Since the fall of the Soviet Union, Russia has been turned on its head. So much that all the stereotypical bad guys—the FSB (KGB) and the Chechens—are now the good guys. Sort of. When Nowek’s best friend, Volsky, the delegate from Siberia, is murdered, Nowek finds himself promoted to his buddy’s job and embroiled in mystery. A huge cache of diamonds is missing from a mine whose workers Volsky was representing when he was killed Moscow mafiya-style. As it happens, Russia is about to crumble: it’s not just bodies that are dropping right and left, but rubles. It will be déja vu all over again unless someone can put something in the vaults that will convince the IMF that the nation is still slightly solvent. Nowek finds more than he bargained for as he attempts to avenge his friend and save Russia, and soon he’s rubbing shoulders with the London-based diamond cartel that control the world’s oldest and hardest form of currency. He finds himself paired with perhaps the only honest FSB agent ever, and his driver/partner hires some badass Chechen mercenaries when things start to get hairy. White’s tone sometimes makes it difficult to tell who’s who in the fast pace of things, but on one level it doesn’t matter: the real character is the well-rendered insanity of Russia itself, a Siberia where one’s breath can freeze and fall to the ground with a tinkling noise. Things are bad enough for Nowek to long for the Soviet days “when the world was terrible, but at least it made sense.”
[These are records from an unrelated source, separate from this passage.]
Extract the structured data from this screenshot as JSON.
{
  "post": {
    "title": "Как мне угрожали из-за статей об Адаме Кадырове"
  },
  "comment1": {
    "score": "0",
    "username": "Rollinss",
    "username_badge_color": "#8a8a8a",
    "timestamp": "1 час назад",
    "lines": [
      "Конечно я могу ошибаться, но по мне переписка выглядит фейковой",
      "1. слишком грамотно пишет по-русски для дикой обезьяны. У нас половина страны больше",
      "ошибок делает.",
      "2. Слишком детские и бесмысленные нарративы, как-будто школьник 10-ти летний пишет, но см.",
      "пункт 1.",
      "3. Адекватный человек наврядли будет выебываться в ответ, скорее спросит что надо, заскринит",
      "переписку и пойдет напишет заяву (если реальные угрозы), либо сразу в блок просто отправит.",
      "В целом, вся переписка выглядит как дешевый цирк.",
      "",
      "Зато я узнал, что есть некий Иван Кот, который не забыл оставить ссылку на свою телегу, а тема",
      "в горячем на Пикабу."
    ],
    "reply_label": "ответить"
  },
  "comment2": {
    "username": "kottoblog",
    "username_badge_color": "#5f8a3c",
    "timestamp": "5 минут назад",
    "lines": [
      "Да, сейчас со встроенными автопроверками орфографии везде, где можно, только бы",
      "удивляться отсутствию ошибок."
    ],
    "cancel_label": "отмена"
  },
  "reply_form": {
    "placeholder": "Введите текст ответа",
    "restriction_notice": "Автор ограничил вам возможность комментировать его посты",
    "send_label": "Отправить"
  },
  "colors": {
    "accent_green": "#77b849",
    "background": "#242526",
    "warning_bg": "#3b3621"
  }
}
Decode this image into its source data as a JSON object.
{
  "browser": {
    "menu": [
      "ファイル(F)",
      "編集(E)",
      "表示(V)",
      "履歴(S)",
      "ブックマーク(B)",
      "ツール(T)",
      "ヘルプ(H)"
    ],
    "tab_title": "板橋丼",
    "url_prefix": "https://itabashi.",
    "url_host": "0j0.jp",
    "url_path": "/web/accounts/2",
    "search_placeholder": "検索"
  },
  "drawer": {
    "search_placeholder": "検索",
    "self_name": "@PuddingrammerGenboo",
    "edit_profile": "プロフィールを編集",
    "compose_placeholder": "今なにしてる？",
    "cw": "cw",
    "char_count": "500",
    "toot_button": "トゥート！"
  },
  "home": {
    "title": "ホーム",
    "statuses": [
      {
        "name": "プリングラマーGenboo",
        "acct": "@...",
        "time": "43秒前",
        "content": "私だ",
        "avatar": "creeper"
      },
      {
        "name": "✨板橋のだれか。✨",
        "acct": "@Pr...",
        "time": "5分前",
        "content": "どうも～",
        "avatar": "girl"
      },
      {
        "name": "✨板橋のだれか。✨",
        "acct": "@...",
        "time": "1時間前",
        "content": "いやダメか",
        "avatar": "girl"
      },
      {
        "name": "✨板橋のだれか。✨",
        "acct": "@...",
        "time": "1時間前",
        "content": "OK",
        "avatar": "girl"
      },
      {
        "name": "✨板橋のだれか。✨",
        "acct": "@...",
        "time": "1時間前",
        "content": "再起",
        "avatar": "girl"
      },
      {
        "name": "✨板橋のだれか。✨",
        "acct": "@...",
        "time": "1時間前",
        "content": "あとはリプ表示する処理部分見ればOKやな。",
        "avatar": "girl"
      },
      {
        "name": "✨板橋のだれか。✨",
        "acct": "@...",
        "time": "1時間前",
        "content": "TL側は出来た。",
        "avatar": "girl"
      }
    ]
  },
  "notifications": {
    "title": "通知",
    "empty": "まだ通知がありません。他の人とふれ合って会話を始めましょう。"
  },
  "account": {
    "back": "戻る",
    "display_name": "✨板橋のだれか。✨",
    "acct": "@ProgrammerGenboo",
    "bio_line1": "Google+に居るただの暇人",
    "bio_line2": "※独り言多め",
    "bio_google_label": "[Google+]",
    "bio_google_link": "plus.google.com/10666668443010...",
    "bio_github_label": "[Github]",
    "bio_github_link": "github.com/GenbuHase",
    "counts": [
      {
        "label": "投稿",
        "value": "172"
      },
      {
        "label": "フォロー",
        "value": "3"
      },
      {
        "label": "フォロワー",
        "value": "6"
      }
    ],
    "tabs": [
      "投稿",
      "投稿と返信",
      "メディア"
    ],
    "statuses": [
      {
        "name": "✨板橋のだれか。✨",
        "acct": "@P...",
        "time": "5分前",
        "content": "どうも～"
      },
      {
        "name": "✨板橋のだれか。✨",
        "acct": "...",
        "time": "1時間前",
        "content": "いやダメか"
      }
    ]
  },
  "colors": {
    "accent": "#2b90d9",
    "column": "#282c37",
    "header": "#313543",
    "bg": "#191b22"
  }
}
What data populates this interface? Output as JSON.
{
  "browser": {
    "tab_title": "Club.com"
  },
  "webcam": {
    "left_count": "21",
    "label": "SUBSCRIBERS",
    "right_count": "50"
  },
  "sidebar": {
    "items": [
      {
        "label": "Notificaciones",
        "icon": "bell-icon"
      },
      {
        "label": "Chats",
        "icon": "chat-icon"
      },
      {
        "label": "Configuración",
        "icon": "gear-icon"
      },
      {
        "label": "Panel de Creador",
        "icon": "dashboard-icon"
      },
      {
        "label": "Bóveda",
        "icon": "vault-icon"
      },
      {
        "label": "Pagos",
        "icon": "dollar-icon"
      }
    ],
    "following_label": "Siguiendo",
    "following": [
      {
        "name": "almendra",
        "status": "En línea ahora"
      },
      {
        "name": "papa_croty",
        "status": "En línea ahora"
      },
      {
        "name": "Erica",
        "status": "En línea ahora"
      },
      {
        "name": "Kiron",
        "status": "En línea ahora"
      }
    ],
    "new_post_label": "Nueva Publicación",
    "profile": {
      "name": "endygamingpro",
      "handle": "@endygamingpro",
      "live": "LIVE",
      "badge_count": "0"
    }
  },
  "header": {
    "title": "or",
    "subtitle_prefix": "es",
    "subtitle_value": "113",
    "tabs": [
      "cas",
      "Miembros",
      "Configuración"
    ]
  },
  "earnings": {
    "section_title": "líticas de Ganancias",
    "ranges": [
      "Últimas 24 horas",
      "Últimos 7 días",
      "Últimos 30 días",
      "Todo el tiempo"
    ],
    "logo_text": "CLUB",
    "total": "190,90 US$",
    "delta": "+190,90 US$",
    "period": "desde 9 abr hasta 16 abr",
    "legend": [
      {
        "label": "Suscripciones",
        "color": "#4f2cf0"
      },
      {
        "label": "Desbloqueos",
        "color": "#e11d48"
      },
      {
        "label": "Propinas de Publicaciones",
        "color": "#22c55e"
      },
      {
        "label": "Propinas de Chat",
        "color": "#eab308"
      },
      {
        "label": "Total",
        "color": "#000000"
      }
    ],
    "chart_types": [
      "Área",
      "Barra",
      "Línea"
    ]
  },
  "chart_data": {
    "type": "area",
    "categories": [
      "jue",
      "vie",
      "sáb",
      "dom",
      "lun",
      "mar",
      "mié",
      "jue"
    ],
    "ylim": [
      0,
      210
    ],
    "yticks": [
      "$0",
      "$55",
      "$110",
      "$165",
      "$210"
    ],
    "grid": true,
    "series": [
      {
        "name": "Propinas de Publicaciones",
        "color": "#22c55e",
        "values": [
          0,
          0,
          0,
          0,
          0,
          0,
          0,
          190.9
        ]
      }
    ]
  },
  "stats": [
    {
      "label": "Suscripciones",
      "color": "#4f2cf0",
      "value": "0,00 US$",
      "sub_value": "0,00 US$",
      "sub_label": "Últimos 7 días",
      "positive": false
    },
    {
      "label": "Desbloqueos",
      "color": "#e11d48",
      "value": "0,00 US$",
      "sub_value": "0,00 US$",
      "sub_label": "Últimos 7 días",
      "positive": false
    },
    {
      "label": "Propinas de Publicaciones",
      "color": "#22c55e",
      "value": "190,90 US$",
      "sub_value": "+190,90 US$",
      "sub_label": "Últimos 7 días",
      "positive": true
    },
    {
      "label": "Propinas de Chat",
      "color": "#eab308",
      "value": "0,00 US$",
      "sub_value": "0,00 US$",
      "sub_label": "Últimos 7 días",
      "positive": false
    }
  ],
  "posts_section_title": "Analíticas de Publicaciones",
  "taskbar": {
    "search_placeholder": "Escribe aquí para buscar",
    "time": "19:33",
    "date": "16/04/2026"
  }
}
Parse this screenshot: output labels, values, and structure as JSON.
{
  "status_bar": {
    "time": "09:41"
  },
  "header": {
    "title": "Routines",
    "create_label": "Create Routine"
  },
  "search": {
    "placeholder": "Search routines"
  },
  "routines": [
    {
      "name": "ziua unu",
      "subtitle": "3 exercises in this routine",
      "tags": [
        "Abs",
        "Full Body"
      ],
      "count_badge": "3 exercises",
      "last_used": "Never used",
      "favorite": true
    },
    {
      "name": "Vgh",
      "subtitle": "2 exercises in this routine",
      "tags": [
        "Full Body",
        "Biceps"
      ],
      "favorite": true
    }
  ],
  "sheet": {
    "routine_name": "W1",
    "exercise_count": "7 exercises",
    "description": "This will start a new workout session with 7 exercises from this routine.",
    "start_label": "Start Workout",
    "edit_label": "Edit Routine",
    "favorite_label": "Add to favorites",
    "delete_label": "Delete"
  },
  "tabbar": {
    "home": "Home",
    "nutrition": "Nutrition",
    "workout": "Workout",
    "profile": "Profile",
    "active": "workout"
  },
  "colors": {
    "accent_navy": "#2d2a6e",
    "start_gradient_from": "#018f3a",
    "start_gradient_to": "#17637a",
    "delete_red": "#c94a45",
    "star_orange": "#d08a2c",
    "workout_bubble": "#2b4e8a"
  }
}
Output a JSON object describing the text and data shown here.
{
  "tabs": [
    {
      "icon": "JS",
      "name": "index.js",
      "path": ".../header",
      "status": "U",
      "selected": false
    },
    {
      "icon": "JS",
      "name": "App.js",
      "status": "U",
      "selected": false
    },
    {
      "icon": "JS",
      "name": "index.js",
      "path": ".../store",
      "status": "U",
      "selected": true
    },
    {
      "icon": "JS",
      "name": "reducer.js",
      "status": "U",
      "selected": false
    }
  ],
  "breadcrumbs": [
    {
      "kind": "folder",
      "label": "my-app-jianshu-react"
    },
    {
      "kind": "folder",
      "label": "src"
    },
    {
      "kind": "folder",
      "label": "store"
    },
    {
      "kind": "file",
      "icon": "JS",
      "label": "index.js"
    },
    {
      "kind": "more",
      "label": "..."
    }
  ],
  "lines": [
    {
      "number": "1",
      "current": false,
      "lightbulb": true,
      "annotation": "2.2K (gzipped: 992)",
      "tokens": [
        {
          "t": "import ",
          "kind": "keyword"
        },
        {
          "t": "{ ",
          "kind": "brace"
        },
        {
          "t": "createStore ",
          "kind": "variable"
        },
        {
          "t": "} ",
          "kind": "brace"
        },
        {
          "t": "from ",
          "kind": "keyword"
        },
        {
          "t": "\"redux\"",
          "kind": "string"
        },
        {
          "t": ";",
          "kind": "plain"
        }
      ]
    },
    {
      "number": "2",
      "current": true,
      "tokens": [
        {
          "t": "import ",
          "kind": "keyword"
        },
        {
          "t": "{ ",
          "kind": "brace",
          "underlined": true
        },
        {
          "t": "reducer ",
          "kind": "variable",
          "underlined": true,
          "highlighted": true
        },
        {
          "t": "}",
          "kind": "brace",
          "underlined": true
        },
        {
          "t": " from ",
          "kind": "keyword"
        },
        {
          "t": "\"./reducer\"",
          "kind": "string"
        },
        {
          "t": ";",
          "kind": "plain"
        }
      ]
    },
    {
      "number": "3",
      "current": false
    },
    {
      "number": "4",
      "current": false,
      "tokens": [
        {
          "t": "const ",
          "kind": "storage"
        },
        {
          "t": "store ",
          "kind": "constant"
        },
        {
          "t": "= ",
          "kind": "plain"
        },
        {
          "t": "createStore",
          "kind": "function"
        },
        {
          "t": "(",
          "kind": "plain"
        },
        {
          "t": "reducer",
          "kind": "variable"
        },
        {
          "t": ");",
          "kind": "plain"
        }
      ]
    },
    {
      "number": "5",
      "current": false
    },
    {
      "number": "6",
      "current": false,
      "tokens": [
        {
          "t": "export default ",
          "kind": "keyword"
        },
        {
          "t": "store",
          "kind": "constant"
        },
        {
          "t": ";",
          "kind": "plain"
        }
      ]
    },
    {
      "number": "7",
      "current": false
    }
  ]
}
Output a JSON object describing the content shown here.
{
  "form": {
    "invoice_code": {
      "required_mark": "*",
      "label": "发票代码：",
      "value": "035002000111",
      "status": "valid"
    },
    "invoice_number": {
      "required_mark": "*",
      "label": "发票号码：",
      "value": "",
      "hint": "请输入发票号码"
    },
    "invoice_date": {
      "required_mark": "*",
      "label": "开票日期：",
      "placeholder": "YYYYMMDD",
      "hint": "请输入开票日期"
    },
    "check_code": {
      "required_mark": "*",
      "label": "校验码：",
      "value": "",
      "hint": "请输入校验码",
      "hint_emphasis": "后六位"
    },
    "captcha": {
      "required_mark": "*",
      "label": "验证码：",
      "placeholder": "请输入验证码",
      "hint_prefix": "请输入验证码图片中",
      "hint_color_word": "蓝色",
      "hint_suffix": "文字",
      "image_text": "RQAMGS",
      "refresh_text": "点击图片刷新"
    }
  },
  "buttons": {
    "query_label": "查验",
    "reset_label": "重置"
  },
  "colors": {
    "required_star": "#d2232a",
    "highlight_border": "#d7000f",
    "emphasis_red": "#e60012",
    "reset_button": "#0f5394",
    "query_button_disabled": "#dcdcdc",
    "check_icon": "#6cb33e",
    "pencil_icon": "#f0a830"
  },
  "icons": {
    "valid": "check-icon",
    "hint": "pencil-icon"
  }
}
Smart fun for those curious about the madness of what is still the world’s largest country.